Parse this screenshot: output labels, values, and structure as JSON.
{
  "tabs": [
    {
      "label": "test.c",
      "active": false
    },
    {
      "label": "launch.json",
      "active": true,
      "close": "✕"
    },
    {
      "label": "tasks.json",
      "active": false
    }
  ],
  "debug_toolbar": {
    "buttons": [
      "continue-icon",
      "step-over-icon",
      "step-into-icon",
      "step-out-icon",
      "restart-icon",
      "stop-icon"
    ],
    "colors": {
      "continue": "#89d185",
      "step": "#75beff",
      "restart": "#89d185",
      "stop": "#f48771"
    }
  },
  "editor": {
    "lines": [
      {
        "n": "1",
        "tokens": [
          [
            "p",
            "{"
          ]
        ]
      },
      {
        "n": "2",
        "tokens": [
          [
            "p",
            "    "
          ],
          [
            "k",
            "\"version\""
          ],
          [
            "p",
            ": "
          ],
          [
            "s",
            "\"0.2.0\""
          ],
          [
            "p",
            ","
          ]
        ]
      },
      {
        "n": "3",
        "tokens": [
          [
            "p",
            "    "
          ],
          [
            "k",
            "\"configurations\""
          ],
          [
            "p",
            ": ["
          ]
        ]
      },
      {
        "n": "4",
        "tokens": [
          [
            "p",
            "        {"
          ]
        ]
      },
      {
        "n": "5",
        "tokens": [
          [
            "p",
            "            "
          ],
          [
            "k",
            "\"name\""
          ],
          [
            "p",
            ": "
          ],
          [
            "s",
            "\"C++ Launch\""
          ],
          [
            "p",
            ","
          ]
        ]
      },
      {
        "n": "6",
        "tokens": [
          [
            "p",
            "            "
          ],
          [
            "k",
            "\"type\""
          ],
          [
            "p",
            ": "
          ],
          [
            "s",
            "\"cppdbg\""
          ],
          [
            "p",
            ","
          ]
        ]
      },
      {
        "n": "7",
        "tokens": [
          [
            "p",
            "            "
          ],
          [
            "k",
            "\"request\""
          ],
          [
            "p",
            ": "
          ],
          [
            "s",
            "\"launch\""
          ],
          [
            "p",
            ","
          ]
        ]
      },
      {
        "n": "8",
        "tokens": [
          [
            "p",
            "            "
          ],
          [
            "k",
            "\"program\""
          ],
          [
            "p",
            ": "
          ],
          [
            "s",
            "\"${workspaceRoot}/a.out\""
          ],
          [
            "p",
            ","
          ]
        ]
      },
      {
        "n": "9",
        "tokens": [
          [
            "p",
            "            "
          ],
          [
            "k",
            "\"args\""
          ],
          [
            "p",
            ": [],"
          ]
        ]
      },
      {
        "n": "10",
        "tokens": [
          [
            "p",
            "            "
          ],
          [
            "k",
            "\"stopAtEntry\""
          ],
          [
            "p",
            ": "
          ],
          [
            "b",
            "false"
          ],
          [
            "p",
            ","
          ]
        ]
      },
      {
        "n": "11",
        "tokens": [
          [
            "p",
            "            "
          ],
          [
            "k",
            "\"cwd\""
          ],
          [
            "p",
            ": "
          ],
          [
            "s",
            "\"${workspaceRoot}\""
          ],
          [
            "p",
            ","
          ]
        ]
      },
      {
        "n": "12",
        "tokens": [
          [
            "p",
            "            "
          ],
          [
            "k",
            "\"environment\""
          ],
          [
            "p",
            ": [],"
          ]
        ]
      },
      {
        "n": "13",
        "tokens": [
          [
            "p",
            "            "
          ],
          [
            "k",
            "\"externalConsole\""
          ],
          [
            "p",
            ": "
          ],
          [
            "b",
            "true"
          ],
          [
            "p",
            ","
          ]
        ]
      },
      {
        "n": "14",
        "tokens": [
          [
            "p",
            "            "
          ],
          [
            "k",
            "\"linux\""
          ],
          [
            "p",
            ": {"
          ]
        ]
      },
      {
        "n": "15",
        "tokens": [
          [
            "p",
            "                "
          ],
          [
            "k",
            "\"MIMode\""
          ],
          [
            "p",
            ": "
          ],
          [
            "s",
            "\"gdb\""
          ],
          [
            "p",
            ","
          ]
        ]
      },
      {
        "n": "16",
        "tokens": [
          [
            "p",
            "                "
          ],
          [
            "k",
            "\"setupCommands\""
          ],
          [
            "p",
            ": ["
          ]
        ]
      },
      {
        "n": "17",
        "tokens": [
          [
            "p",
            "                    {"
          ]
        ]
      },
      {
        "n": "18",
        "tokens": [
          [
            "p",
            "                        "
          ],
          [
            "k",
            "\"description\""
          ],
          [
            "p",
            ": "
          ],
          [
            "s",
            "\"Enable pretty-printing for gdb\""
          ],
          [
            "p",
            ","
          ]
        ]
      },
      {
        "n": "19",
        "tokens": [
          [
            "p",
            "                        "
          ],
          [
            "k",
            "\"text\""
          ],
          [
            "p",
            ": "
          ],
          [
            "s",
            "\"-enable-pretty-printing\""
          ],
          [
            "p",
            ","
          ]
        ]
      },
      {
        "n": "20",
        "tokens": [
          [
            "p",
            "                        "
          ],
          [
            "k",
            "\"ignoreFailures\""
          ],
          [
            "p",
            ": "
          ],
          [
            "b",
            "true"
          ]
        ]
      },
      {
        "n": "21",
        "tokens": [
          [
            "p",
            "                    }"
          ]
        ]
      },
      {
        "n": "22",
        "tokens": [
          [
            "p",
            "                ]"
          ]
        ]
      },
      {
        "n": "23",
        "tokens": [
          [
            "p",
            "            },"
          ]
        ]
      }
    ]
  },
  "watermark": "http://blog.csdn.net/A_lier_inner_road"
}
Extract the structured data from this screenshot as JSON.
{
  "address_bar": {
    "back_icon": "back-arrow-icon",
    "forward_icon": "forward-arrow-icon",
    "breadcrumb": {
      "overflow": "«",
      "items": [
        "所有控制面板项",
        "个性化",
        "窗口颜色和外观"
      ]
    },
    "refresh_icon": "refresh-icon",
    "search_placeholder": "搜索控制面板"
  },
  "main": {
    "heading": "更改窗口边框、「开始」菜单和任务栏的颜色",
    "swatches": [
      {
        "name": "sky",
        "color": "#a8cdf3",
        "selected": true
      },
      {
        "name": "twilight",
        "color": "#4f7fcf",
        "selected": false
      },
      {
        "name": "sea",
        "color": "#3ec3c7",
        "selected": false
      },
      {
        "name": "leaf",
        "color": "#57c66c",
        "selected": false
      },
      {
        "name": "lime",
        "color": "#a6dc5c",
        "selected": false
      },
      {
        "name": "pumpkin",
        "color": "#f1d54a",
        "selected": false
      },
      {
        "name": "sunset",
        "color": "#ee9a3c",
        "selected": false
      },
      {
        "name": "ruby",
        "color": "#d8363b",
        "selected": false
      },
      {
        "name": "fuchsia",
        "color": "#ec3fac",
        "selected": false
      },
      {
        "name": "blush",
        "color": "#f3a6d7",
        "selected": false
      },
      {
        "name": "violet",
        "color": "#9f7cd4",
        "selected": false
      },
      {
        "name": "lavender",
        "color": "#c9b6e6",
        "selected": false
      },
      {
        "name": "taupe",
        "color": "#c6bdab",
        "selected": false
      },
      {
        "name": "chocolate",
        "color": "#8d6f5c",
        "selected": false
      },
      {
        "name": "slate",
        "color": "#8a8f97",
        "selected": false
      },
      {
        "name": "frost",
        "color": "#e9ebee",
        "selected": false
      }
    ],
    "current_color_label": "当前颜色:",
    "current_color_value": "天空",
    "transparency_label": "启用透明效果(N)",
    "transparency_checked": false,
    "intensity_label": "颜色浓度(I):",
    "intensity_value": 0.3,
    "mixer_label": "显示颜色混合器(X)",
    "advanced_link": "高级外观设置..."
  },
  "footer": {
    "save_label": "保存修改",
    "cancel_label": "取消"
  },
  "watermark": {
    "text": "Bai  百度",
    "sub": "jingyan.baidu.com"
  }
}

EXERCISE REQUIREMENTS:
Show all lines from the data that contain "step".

OUTPUT FOR THIS EXERCISE:
      "step-over-icon",
      "step-into-icon",
      "step-out-icon",
      "step": "#75beff",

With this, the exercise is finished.